The finance minister’s tax-relief plan

Hard-pressed Saskatchewan farmers may get a helping hand in the forthcoming federal budget—but others have also been competing for federal cash. The allure of multibillion-dollar federal surpluses in the post-deficit era has made the run-up to the year 2000 federal fiscal plan, which Finance Minister Paul Martin is slated to table on Feb. 28, even more feverish than usual. Vying with pleas for a massive federal injection of cash into agriculture has been a well-organized push for spending aimed at children. Among the more narrowly focused lobbying were demands for boosting foreign aid, and funding for Canadian filmmakers. In the end, though, all these ideas and more will be overshadowed—some could be squeezed out entirely—by another federal priority: tax cuts.

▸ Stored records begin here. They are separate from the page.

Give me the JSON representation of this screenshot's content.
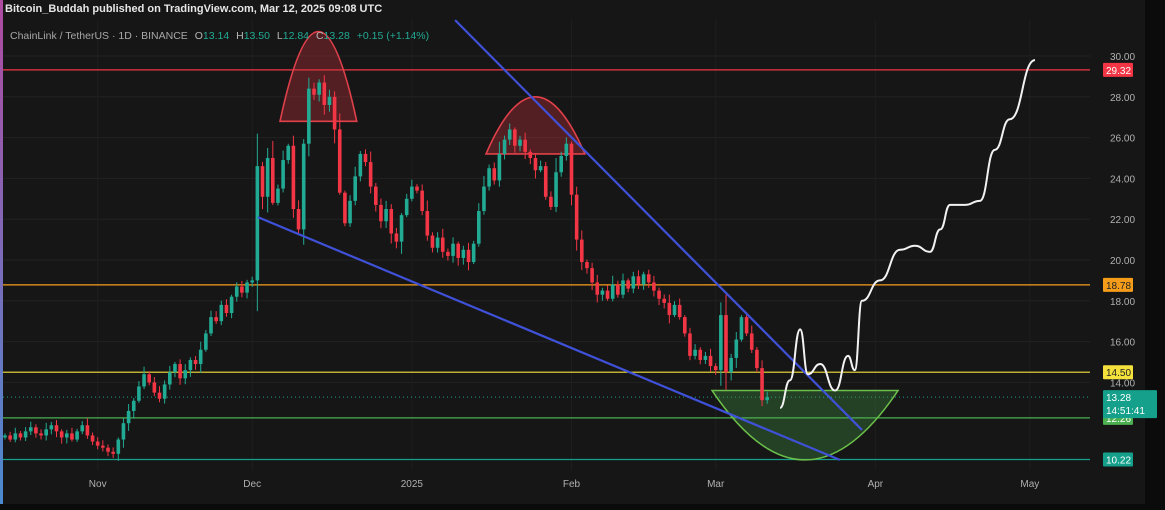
{
  "header": {
    "published": "Bitcoin_Buddah published on TradingView.com, Mar 12, 2025 09:08 UTC",
    "symbol": "ChainLink / TetherUS · 1D · BINANCE",
    "o_label": "O",
    "o": "13.14",
    "h_label": "H",
    "h": "13.50",
    "l_label": "L",
    "l": "12.84",
    "c_label": "C",
    "c": "13.28",
    "change": "+0.15 (+1.14%)"
  },
  "chart_data": {
    "type": "candlestick",
    "title": "ChainLink / TetherUS · 1D · BINANCE",
    "start_date": "2024-10-14",
    "interval": "1D",
    "closes": [
      11.4,
      11.2,
      11.5,
      11.3,
      11.6,
      11.8,
      11.5,
      11.4,
      11.7,
      11.9,
      11.6,
      11.3,
      11.5,
      11.2,
      11.6,
      11.9,
      11.4,
      11.1,
      10.9,
      10.8,
      10.6,
      10.5,
      11.2,
      12.0,
      12.6,
      13.1,
      13.8,
      14.4,
      14.0,
      13.5,
      13.2,
      13.9,
      14.5,
      14.9,
      14.2,
      14.6,
      15.1,
      14.9,
      15.6,
      16.4,
      17.2,
      17.0,
      17.8,
      17.4,
      18.2,
      18.7,
      18.4,
      18.9,
      19.0,
      24.6,
      23.1,
      25.0,
      22.8,
      23.5,
      24.9,
      25.6,
      22.5,
      21.5,
      25.7,
      28.4,
      28.1,
      28.7,
      27.6,
      28.0,
      26.4,
      23.3,
      21.8,
      22.9,
      24.1,
      25.2,
      24.8,
      23.6,
      22.7,
      21.9,
      22.5,
      21.3,
      20.9,
      22.2,
      23.0,
      23.6,
      23.4,
      22.4,
      21.2,
      20.6,
      21.1,
      20.4,
      20.2,
      20.8,
      20.1,
      20.5,
      19.9,
      20.8,
      22.4,
      23.6,
      24.5,
      23.9,
      25.2,
      25.9,
      26.4,
      25.6,
      25.9,
      25.3,
      25.0,
      24.4,
      24.6,
      23.1,
      22.6,
      24.3,
      25.1,
      25.7,
      23.2,
      21.0,
      19.9,
      19.6,
      18.9,
      18.3,
      18.5,
      18.1,
      18.8,
      18.3,
      19.0,
      18.6,
      19.2,
      18.8,
      19.3,
      18.9,
      18.5,
      18.1,
      17.9,
      17.3,
      17.8,
      17.2,
      16.4,
      15.3,
      15.6,
      15.1,
      15.3,
      14.8,
      14.6,
      17.3,
      14.5,
      15.2,
      16.1,
      17.2,
      16.4,
      15.6,
      14.7,
      13.13,
      13.28
    ],
    "y_ticks": [
      "30.00",
      "28.00",
      "26.00",
      "24.00",
      "22.00",
      "20.00",
      "18.00",
      "16.00",
      "14.00"
    ],
    "ylim": [
      9.5,
      31.5
    ],
    "x_ticks": [
      {
        "label": "Nov",
        "day": 18
      },
      {
        "label": "Dec",
        "day": 48
      },
      {
        "label": "2025",
        "day": 79
      },
      {
        "label": "Feb",
        "day": 110
      },
      {
        "label": "Mar",
        "day": 138
      },
      {
        "label": "Apr",
        "day": 169
      },
      {
        "label": "May",
        "day": 199
      }
    ],
    "levels": [
      {
        "price": 29.32,
        "label": "29.32",
        "color": "#f23645"
      },
      {
        "price": 18.78,
        "label": "18.78",
        "color": "#f59d1b"
      },
      {
        "price": 14.5,
        "label": "14.50",
        "color": "#f5e13b"
      },
      {
        "price": 12.26,
        "label": "12.26",
        "color": "#4caf50"
      },
      {
        "price": 10.22,
        "label": "10.22",
        "color": "#14a08a"
      }
    ],
    "last_price": {
      "price": 13.28,
      "label": "13.28",
      "countdown": "14:51:41",
      "color": "#14a08a"
    },
    "trendlines": [
      {
        "from": [
          87.4,
          31.76
        ],
        "to": [
          166.4,
          11.67
        ],
        "color": "#3f51d8"
      },
      {
        "from": [
          49.1,
          22.1
        ],
        "to": [
          162.1,
          10.2
        ],
        "color": "#3f51d8"
      }
    ],
    "tops": [
      {
        "from_day": 53.4,
        "to_day": 68.3,
        "base": 26.8,
        "apex": 31.2,
        "color": "#e0404a"
      },
      {
        "from_day": 93.4,
        "to_day": 112.6,
        "base": 25.2,
        "apex": 28.0,
        "color": "#e0404a"
      }
    ],
    "bowl": {
      "from_day": 137.3,
      "to_day": 173.4,
      "top": 13.6,
      "bottom": 10.2,
      "color": "#6cc04a"
    },
    "projection": [
      [
        150.5,
        12.75
      ],
      [
        152.4,
        14.1
      ],
      [
        154.4,
        16.6
      ],
      [
        155.9,
        14.4
      ],
      [
        158.3,
        14.9
      ],
      [
        161.2,
        13.6
      ],
      [
        163.7,
        15.3
      ],
      [
        165,
        14.6
      ],
      [
        166.4,
        18.0
      ],
      [
        169.9,
        19.0
      ],
      [
        173.8,
        20.5
      ],
      [
        176.7,
        20.7
      ],
      [
        179.6,
        20.4
      ],
      [
        181.6,
        21.5
      ],
      [
        183.5,
        22.7
      ],
      [
        186.4,
        22.7
      ],
      [
        189.3,
        22.9
      ],
      [
        192.2,
        25.4
      ],
      [
        195.1,
        26.9
      ],
      [
        200,
        29.8
      ]
    ],
    "colors": {
      "up": "#22ab94",
      "down": "#f23645",
      "bg": "#161616"
    }
  }
}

Martin is expected to unveil a five-year tax-relief plan, starting with about $3 billion in reductions in the fiscal year 20002001. The centrepiece of the tax-cuts feast: a reduction in the middle-class tax bracket (defined by the government as $29,590 to $59,180). Easing the burden broadly for Canadians with modest incomes may be key as Martin also plans to deliver other tax breaks—such as reducing the levy on stock options—that will benefit mainly well-off taxpayers. Still, with Martin estimating he will have $95 billion over five years to divide among tax cuts, new programs and debt reduction, there will be enough left over for some new spending.

Farmers have already been promised $1 billion over two years for relief from low commodity prices. A one-time injection of about $2 billion into health care is probable. But the main item in the “children’s agenda”—only a few months ago touted as this budget’s big theme—will be a previously announced extension of parental leave benefits under Employment Insurance. Meanwhile, Heritage Minister Sheila Copps has downplayed the chances of a new film fund, and lobbyists for foreign aid groups say they are growing less optimistic as budget day approaches about their chances for a big boost.

J.G.